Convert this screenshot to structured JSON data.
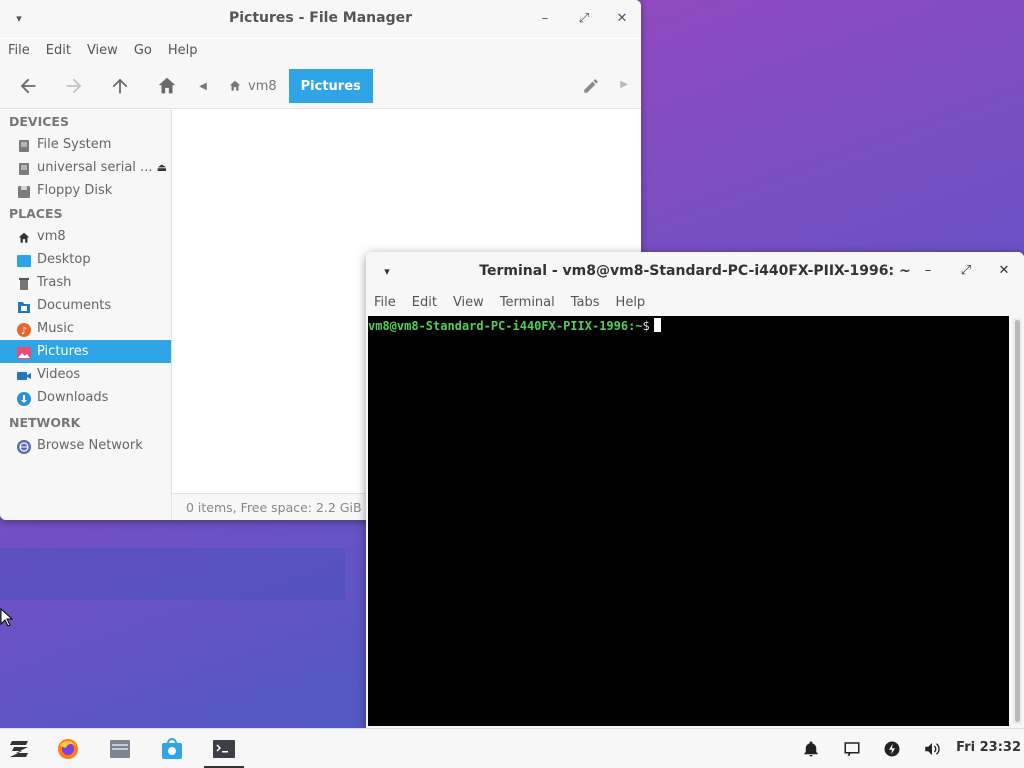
{
  "file_manager": {
    "title": "Pictures - File Manager",
    "menu": [
      "File",
      "Edit",
      "View",
      "Go",
      "Help"
    ],
    "toolbar": {
      "back_icon": "arrow-left-icon",
      "forward_icon": "arrow-right-icon",
      "up_icon": "arrow-up-icon",
      "home_icon": "home-icon"
    },
    "path": {
      "crumbs": [
        {
          "label": "vm8",
          "icon": "home-icon"
        },
        {
          "label": "Pictures",
          "active": true
        }
      ]
    },
    "sidebar": {
      "sections": [
        {
          "header": "DEVICES",
          "items": [
            {
              "label": "File System",
              "icon": "drive-icon"
            },
            {
              "label": "universal serial ...",
              "icon": "usb-drive-icon",
              "eject": true
            },
            {
              "label": "Floppy Disk",
              "icon": "floppy-icon"
            }
          ]
        },
        {
          "header": "PLACES",
          "items": [
            {
              "label": "vm8",
              "icon": "home-icon"
            },
            {
              "label": "Desktop",
              "icon": "desktop-icon"
            },
            {
              "label": "Trash",
              "icon": "trash-icon"
            },
            {
              "label": "Documents",
              "icon": "documents-icon"
            },
            {
              "label": "Music",
              "icon": "music-icon"
            },
            {
              "label": "Pictures",
              "icon": "pictures-icon",
              "selected": true
            },
            {
              "label": "Videos",
              "icon": "videos-icon"
            },
            {
              "label": "Downloads",
              "icon": "downloads-icon"
            }
          ]
        },
        {
          "header": "NETWORK",
          "items": [
            {
              "label": "Browse Network",
              "icon": "network-icon"
            }
          ]
        }
      ]
    },
    "status": "0 items, Free space: 2.2 GiB"
  },
  "terminal": {
    "title": "Terminal - vm8@vm8-Standard-PC-i440FX-PIIX-1996: ~",
    "menu": [
      "File",
      "Edit",
      "View",
      "Terminal",
      "Tabs",
      "Help"
    ],
    "prompt": "vm8@vm8-Standard-PC-i440FX-PIIX-1996",
    "cwd": ":~",
    "symbol": "$"
  },
  "taskbar": {
    "apps": [
      "zorin-menu-icon",
      "firefox-icon",
      "files-icon",
      "software-store-icon",
      "terminal-icon"
    ],
    "tray": [
      "bell-icon",
      "display-icon",
      "power-icon",
      "volume-icon"
    ],
    "clock": "Fri 23:32"
  },
  "colors": {
    "accent": "#2fa4e7",
    "prompt_green": "#4ecf5a"
  }
}
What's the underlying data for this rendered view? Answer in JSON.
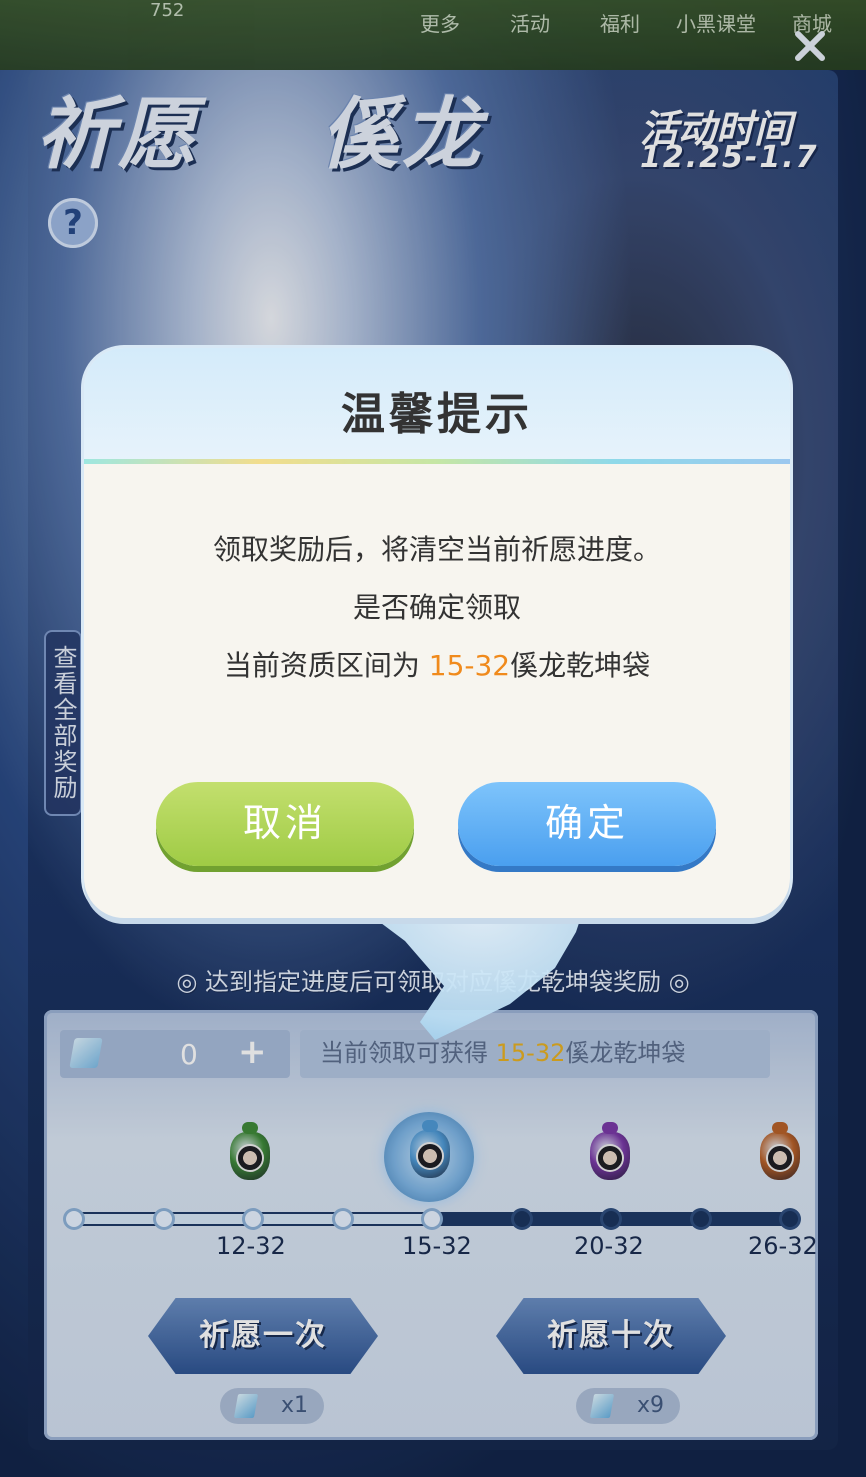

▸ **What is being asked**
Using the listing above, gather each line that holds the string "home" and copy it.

▸ **Written answer**
      "home_icon": "home-icon"
          "icon": "home-icon"
              "icon": "home-icon"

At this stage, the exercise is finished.